Remember, as with any camera, good photographs are the direct result of the person behind the camera. If you do NOT know how to utilize the intricacies, and understand the strengths and weaknesses of your own camera, it is unlikely you will consistently take good photos. Get off your camera’s AUTO setting and take lots of photographs. Through failure one learns and ultimately succeeds!
Very Important: Most of my landscape / northern lights photographs are taken with a Sony A6000 mirrorless camera with its kit lens. This camera is great in low light, and also does not cost a fortune. Will review it at a later date. This review applies to wildlife photography where having a zoom to get close to wildlife is very important (my SX60)
- Days with strong light help super zoom cameras take great photos
- Days with low light limit the ability of super zoom cameras to take good photos
- Do not use “auto”
- Turn off camera raw. Only take JPG images.
(taking camera raw images greatly slows down burst mode … a HUGE disadvantage)
- Always use burst / continuous shutter release mode … birds move fast
(have the camera NOT try to refocus between shots)
- Never use Digital Zoom (turn it off … do post processing cropping … the equivalent)
- Always use a monopod
(fully zoomed it is almost impossible to take a steady shots w/o using a monopod)
- On bright days, use shutter priority with a setting of about 1/1000 of a second
(freezes the action of most birds while holding down the ISO)
- On dark days, use aperture priority (lowest possible setting) with a max ISO of 400
(you will need to find motionless subjects/birds … forget about flight shots)
Remember these camera settings are ONLY recommended guidelines. Depending upon the bird, the amount of sunlight, clouds or shade, I vary my settings.

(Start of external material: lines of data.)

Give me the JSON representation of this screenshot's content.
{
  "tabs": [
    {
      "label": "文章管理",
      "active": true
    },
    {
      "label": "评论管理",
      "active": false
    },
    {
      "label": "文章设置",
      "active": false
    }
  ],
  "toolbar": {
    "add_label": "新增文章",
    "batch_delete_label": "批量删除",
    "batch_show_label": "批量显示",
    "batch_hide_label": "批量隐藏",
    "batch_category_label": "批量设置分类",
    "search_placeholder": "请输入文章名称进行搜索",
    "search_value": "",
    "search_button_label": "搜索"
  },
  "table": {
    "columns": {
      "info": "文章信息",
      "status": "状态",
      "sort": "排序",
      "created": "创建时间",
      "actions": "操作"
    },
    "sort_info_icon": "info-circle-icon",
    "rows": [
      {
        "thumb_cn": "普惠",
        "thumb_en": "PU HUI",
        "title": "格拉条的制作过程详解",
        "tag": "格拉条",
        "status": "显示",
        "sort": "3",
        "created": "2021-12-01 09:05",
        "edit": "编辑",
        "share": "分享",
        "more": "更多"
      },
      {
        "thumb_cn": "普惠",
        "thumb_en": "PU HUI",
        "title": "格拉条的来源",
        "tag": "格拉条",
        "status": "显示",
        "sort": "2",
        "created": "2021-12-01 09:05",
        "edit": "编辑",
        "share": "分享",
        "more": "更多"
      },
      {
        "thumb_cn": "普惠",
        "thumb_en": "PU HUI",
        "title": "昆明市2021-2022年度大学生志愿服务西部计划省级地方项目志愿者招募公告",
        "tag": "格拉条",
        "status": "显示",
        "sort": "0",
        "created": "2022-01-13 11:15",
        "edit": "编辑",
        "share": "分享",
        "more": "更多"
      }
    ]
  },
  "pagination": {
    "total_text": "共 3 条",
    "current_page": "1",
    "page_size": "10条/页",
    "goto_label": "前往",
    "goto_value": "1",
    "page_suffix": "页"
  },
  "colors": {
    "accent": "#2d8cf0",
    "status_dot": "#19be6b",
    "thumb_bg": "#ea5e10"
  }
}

Given these settings, I will come home from an birding expedition of a few hours with anywhere from 50 to 500 photographs. My first step after offloading images to my computer is to make a quick quality decision on each photograph. After my first pass I normally have 5 to 25 images remaining. I now do a second pass and delete even more photographs which normally results in a final 3 to 15 photographs upon which I will perform post processing.

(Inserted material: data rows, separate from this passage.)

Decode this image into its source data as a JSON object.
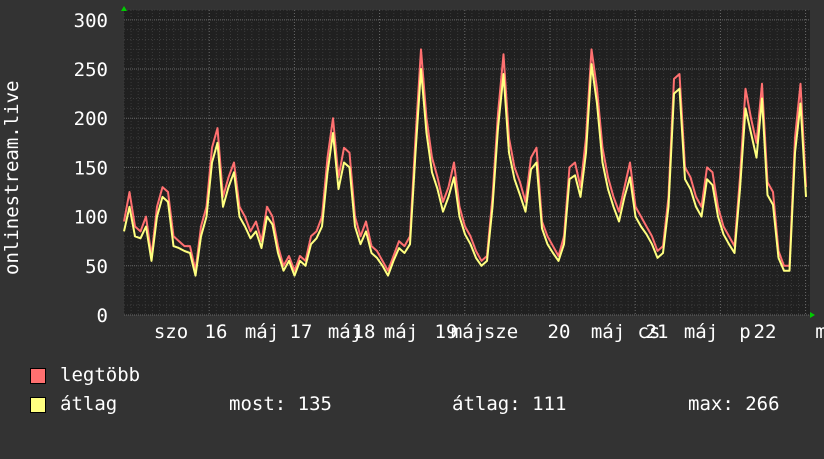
{
  "chart_data": {
    "type": "line",
    "ylabel": "onlinestream.live",
    "ylim": [
      0,
      310
    ],
    "yticks": [
      0,
      50,
      100,
      150,
      200,
      250,
      300
    ],
    "grid": true,
    "x_ticks": [
      "szo",
      "16",
      "máj",
      "17",
      "máj",
      "18",
      "máj",
      "19",
      "máj",
      "sze",
      "20",
      "máj",
      "cs",
      "21",
      "máj",
      "p",
      "22",
      "m"
    ],
    "series": [
      {
        "name": "legtöbb",
        "color": "#ff7070",
        "values": [
          95,
          125,
          90,
          85,
          100,
          60,
          110,
          130,
          125,
          80,
          75,
          70,
          70,
          45,
          90,
          110,
          170,
          190,
          120,
          140,
          155,
          110,
          100,
          85,
          95,
          75,
          110,
          100,
          70,
          50,
          60,
          45,
          60,
          55,
          80,
          85,
          100,
          160,
          200,
          140,
          170,
          165,
          100,
          80,
          95,
          70,
          65,
          55,
          45,
          60,
          75,
          70,
          80,
          180,
          270,
          200,
          160,
          140,
          115,
          130,
          155,
          110,
          90,
          80,
          65,
          55,
          60,
          120,
          205,
          265,
          180,
          150,
          135,
          115,
          160,
          170,
          95,
          80,
          70,
          60,
          80,
          150,
          155,
          130,
          180,
          270,
          230,
          170,
          140,
          120,
          105,
          130,
          155,
          110,
          100,
          90,
          80,
          65,
          70,
          120,
          240,
          245,
          150,
          140,
          120,
          110,
          150,
          145,
          110,
          90,
          80,
          70,
          140,
          230,
          200,
          175,
          235,
          135,
          125,
          65,
          50,
          50,
          180,
          235,
          130
        ]
      },
      {
        "name": "átlag",
        "color": "#ffff80",
        "values": [
          85,
          110,
          80,
          78,
          90,
          55,
          100,
          120,
          115,
          70,
          68,
          65,
          63,
          40,
          80,
          100,
          155,
          175,
          110,
          130,
          145,
          100,
          90,
          78,
          85,
          68,
          100,
          92,
          63,
          45,
          55,
          40,
          55,
          50,
          72,
          78,
          90,
          145,
          185,
          128,
          155,
          150,
          90,
          72,
          85,
          63,
          58,
          50,
          40,
          55,
          68,
          63,
          72,
          165,
          250,
          185,
          145,
          128,
          105,
          120,
          140,
          100,
          82,
          72,
          58,
          50,
          55,
          110,
          190,
          245,
          165,
          138,
          122,
          105,
          148,
          155,
          88,
          72,
          63,
          55,
          72,
          138,
          142,
          120,
          165,
          255,
          215,
          155,
          128,
          110,
          95,
          120,
          140,
          100,
          90,
          82,
          72,
          58,
          63,
          110,
          225,
          230,
          138,
          128,
          110,
          100,
          138,
          132,
          100,
          82,
          72,
          63,
          128,
          210,
          185,
          160,
          220,
          122,
          112,
          58,
          45,
          45,
          165,
          215,
          120
        ]
      }
    ]
  },
  "legend": [
    {
      "label": "legtöbb",
      "color": "#ff7070"
    },
    {
      "label": "átlag",
      "color": "#ffff80"
    }
  ],
  "stats": {
    "now": "most: 135",
    "avg": "átlag: 111",
    "max": "max: 266"
  }
}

Image Post Processing Using Photoshop Elements
- Open Photoshop Elements (I use version 12 … do not need latest version)
- Open the image in Camera Raw (do not need “raw images”, use JPG
- Move Clarity Slides to about +40
- Open the image for editing (button on Camera Raw window)
- Move Shadow Settings about +12
- Move Highlights Settings about +12
- Crop as desired (use original image aspect ratio)
The aforementioned items are normally all of the post processing I perform. I do not add things into an image, change backgrounds, change or enhance colors, change white balance or exposure, remove branches, etc. Essentially I like to keep the image close to what came out of the camera. The items I edit tend to enhance a bird’s plumage / feathers (i.e. helps see the details and/or the delineation between borders/edges)
Here is the female Merlin I photographed yesterday on Minnesota Point. I have provided images which document the entire editing processs, the original (unprocessed) through each subsequent image in the editing series. I have also included commentary noting the action I took in Photoshop Elements. These images have not been watermarked. I wanted readers to have full resolution photos. Feel free to download and view on a good monitor.
Remember these recommend Photoshop Elements are guidelines. Depending upon the bird, the amount of sunlight, clouds or shade, I vary my adjustments, but these are the items with which I work 95% of the time.
Clarity +40, Shadows +12, Highlights +12 & Cropped in Photoshop Elements 12 Editor
(assists in slightly enlarging the subject … too much cropping can create digital noise)
(assists in focusing the viewing on the desired subject of the image)